Court will take up the instant motions, Docket Nos. 98, 100,
103, 113, 116, in the order that they were filed.
Docket No. 98 - Combined Motion
Motion for Identification of Discovery
claims that he has received “an excessive amount of
discovery” and “needs to be able to distinguish
what portions apply to him and what portions apply to his
Brother to ensure there is not a misidentification or false
evidence presented against [him].” Docket No. 98 at 1.,
¶ 1. The United States responds that it “will
identify the exhibits it intends to use at trial pursuant to
the Court's Practice Standards.” Docket No. 105 at
Court's practice standards require the parties to submit
exhibit lists two business days before the trial preparation
conference. Practice Standards (Criminal cases), Judge Philip
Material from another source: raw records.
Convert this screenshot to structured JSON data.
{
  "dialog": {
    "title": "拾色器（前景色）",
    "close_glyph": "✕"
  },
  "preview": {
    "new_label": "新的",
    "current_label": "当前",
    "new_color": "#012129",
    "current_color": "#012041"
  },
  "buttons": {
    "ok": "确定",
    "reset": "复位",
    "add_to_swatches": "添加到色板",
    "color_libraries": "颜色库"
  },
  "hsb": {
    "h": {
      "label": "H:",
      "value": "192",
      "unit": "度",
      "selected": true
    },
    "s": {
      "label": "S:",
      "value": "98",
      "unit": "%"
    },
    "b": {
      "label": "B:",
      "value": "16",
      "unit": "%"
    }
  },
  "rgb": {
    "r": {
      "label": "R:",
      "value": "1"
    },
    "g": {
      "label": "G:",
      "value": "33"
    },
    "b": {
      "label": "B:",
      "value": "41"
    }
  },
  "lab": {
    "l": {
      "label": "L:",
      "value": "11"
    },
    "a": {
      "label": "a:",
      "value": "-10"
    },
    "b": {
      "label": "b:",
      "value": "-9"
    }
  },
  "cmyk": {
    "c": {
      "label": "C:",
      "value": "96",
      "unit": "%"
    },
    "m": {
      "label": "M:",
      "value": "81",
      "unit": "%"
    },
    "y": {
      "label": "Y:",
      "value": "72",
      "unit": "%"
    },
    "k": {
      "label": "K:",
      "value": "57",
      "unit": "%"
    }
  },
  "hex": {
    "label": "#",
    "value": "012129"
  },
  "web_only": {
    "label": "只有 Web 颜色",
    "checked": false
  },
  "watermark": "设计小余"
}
A. Brimmer § IV.A.2. Accordingly, the parties'
exhibit lists are due September 22, 2017, with trial set to
start October 2, 2017. See Docket No. 40. The Court
finds that defendant has not shown good cause to modify the
deadline for the parties to disclose their exhibit lists or
otherwise require the United States to identify specific
discovery it intends to rely on. Cf. Fed. R. Crim.
P. 45(b)(1). Notably, defendant does not claim that he needs
the United States to specify what evidence it intends to use
at trial in order that he can file a motion to suppress.
See Fed. R. Crim. P. 12(b)(4)(B) (“the
defendant may, in order to have an opportunity to move to
suppress evidence under Rule 12(b)(3)(C), request notice of
the government's intent to use (in its evidence-in-chief
at trial) any evidence”). Moreover, it is unclear how
defendant's stated aim of ensuring that evidence
pertaining to his brother is not used against him would be
furthered by the United States identifying the evidence it
intends to use at trial. Although such identification could
narrow the pool of evidence defendant would have to consider,
he would still have to determine whether he ...